Controlled ligand distortion and its consequences for structure, symmetry, conformation and spin-state preferences of iron(II) complexes
The ligand-field strength in metal complexes of polydentate ligands depends critically on how the ligand backbone places the donor atoms in three-dimensional space. Distortions from regular coordination geometries are often observed. In this work, we study the isolated effect of ligand-sphere distortion by means of two structurally related pentadentate ligands of identical donor set, in the solid state (X-ray diffraction, Fe-57-Mossbauer spectroscopy), in solution (NMR spectroscopy, UV/Vis spectroscopy, conductometry), and with quantum-chemical methods.
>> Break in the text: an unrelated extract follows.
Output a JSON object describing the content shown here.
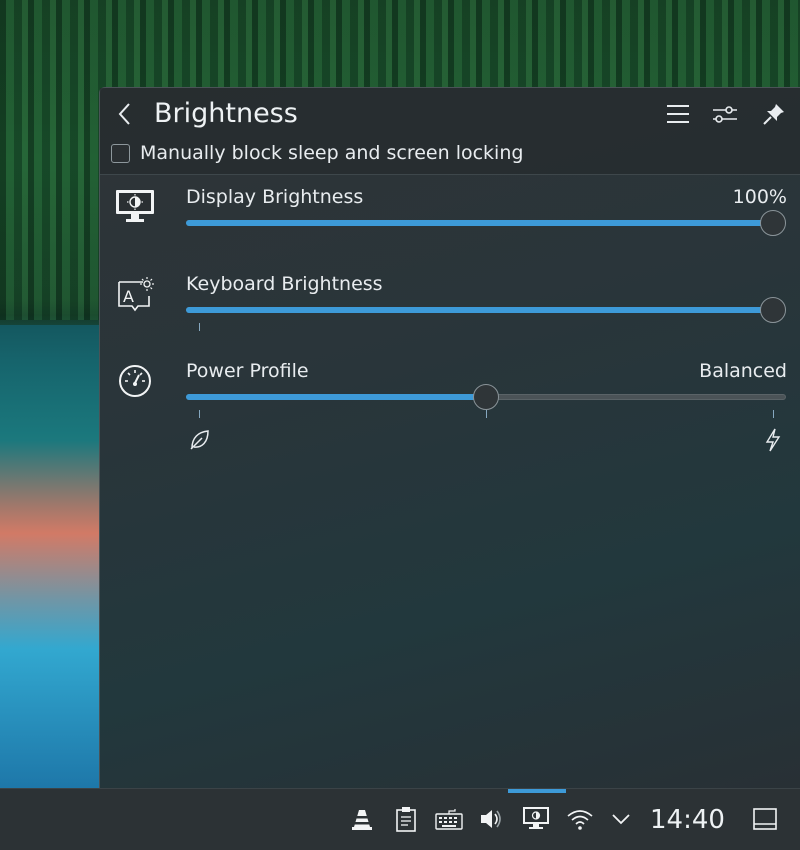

Crystal structures of hexacoordinate iron(II) and nickel(II) complexes derived from the cyclic ligand L-1 (6-methyl-6-(pyridin-2-yl)-1,4-bis(pyridin-2-ylmethyl)-1,4-diazepane) and its open-chain congener L-2 (N-1,N-3,2-trimethyl-2-(pyridine-2-yl)-N-1,N-3-bis(pyridine-2-ylmethyl) propane-1,3-diamine) reveal distinctly different donor set distortions reflecting the differences in ligand topology. Distortion from regular octahedral geometry is minor for complexes of ligand L-2, but becomes significant in the complexes of the cyclic ligand L-1, where trans elongation of Fe-N bonds cannot be compensated by the rigid ligand backbone. This provokes trigonal twisting of the ligand field. This distortion causes the metal ion in complexes of L-1 to experience a significantly weaker ligand field than in the complexes of L-2, which are more regular. The reduced ligand-field strength in complexes of L-1 translates into a marked preference for the electronic high-spin state, the emergence of conformational isomers, and massively enhanced lability with respect to ligand exchange and oxidation of the central ion. Accordingly, oxoiron(IV) species derived from L-1 and L-2 differ in their spectroscopic properties and their chemical reactivity.
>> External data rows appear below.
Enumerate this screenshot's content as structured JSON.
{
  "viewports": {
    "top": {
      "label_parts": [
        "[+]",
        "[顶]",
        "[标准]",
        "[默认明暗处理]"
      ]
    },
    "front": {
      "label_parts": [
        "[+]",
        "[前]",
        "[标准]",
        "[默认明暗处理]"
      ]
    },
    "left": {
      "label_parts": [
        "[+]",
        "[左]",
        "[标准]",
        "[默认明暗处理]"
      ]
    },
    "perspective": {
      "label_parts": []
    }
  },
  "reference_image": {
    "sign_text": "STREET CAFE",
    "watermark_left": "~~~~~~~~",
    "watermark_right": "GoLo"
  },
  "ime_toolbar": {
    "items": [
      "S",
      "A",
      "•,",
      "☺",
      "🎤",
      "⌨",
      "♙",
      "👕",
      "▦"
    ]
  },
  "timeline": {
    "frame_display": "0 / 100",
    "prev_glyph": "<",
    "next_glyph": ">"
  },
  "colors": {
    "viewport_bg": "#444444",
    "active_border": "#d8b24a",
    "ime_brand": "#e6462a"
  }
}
Published in: Dalton transactions : a journal of inorganic chemistry, including bioinorganic, organometallic, and solid-state chemistry / Royal Society of Chemistry, 10.1039/c5dt02502h, Royal Society of Chemistry